One of the big surprises of the morning, though, was coming across a Bald Eagle.  They’re somewhat common at the preserve in the winter, but by the summer they’re usually all a little further north or up in the mountains.  When I first saw it (at a distance) I thought it was just a Turkey Vulture; all I could see were its dark back and shoulders.  But then as I got closer to it, it raised its white head and I could tell it was an eagle.  I took dome distances shots of it, and then moved the car up closer, inch by inch, hoping it wouldn’t fly off before I could get some decent photos of it.  I was lucky.  It sat right where it was for several minutes and let me a bunch of pictures before it got bored with me and flew off.  Later, as I continuing down the auto tour route, a women drover he car up next to mine and said she had spotted the eagle on the little island the cormorants and Pelicans often rest on and was heading up to take pictures of it.  I told her it had already posed for me, but I’d go check out the island, too, when I got closer to it.  The woman drove past me and hurried up the road… but she didn’t stop for very long once she reached the spot she wanted, so I assumed that she didn’t get the photos she was hoping to.

I had stopped my car where I was because I was trying to get photos of some juvenile Widow Skimmer and blue Pondhawk dragonflies that were flying among the weeds and tules along the shore of the permanent wetland pond.  It’s a tiny bit early in the season for them. Over the few months there should be tons of dragonflies and damselflies out there… Among the other insects, I also saw some Yellow-Faced Bumblebees, lots and lots of Painted Lady and West Coast Lady butterflies, Pipevine Swallowtail butterflies, Common Buckeyes, Cabbage Whites, some Sulphur butterflies, White-Lined Sphinx Moths and a tiny Crescent butterfly.  Among a crop of phacelia, I also found a large group of what I think were Salt Mars Caterpillars (which grow into large white moths with black speckles on the wings). It’s so hard to tell, though.  I haven’t found a really good book on caterpillars yet; they are so many species…

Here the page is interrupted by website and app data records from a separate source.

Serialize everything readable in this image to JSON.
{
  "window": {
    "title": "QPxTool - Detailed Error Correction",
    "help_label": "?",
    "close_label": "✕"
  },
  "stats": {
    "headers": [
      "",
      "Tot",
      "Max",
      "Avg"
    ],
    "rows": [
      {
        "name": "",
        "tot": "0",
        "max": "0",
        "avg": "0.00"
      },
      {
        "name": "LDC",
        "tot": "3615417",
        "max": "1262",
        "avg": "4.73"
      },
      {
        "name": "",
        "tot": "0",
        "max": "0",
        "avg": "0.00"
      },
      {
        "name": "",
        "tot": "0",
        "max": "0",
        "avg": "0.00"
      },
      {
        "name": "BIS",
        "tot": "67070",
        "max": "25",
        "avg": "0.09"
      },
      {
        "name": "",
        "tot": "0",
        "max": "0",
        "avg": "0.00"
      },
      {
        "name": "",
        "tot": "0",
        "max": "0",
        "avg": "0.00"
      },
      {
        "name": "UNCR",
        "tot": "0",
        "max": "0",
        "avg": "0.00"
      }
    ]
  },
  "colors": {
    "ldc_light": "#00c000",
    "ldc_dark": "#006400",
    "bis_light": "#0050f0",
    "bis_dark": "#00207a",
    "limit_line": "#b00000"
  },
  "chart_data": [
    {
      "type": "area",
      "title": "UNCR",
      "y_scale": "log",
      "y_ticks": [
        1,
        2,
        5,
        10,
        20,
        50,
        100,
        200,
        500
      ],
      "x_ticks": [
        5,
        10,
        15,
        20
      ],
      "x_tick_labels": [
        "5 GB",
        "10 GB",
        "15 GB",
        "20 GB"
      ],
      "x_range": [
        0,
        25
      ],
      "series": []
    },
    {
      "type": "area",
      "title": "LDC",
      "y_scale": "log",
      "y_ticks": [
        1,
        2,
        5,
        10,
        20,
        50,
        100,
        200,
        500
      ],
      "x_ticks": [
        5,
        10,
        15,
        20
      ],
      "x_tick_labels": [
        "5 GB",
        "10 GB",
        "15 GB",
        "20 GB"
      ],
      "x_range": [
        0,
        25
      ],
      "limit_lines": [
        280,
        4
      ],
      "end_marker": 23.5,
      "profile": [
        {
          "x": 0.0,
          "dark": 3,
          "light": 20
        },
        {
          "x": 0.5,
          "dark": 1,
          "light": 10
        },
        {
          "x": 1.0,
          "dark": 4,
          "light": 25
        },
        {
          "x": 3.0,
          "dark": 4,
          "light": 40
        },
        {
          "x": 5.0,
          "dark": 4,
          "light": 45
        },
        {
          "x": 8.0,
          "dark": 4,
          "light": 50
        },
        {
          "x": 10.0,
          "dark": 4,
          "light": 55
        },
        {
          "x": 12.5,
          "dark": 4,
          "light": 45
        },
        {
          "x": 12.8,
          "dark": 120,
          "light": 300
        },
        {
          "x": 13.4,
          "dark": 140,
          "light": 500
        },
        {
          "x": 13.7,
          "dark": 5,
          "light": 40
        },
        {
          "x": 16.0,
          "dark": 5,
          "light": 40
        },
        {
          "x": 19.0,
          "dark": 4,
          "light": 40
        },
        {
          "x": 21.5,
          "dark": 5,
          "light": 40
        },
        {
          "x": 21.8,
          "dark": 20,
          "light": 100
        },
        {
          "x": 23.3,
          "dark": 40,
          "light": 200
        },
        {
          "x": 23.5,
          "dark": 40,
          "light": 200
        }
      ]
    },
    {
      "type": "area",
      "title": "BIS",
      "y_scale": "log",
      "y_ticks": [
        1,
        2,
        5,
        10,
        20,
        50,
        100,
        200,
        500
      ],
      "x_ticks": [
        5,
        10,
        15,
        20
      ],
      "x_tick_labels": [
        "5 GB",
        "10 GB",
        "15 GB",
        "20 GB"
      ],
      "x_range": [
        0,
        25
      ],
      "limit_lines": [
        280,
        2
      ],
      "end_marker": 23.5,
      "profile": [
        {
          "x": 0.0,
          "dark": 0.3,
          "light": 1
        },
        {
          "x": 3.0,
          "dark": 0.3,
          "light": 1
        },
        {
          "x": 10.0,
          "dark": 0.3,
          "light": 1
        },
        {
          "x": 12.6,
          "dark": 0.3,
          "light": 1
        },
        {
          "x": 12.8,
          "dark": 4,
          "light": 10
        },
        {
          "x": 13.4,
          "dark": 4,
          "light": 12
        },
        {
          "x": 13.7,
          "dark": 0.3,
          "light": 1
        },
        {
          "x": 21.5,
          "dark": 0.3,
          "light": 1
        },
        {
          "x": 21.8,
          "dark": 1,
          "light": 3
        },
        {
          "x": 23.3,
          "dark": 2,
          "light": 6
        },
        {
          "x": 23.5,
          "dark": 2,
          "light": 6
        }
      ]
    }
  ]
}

By the time I got to the spot where you can see the “Pelican island” it was totally vacant; not a single bird on it.  And that VERY unusual. There are normally lots of birds gathered on it… But if the Bald Eagle had flown over it or actually landed on it (as the woman who’d driven past me had suggested), then I wasn’t entirely surprised by the vacancy.  Most of the birds in the refuge will duck-and-cover if a hawks flies over.  But when the eagles show up, everything scatters…

My other big surprise of the day was when I found a Muskrat swimming in the water, munching on water vegetation.  It was pushing its way into some tules, and in doing so dislodged a small garter snake that had been sunning itself there. The snake fell into the water right in front of the muskrat.  The muskrat startled, but didn’t stop eating and the snake swam away.  It was the second of two snakes I saw today.  Like the otters, though, the snakes move so fast it’s hard for me to get any pictures of them…

It took me about 5 hours to do the 6 mile loop, and then I didn’t get home until around 1:30 pm… During the last hour or so of my drive I could feel my throat getting really and scratchy, and by the time I got the house, I knew cold was coming on.  Dang it!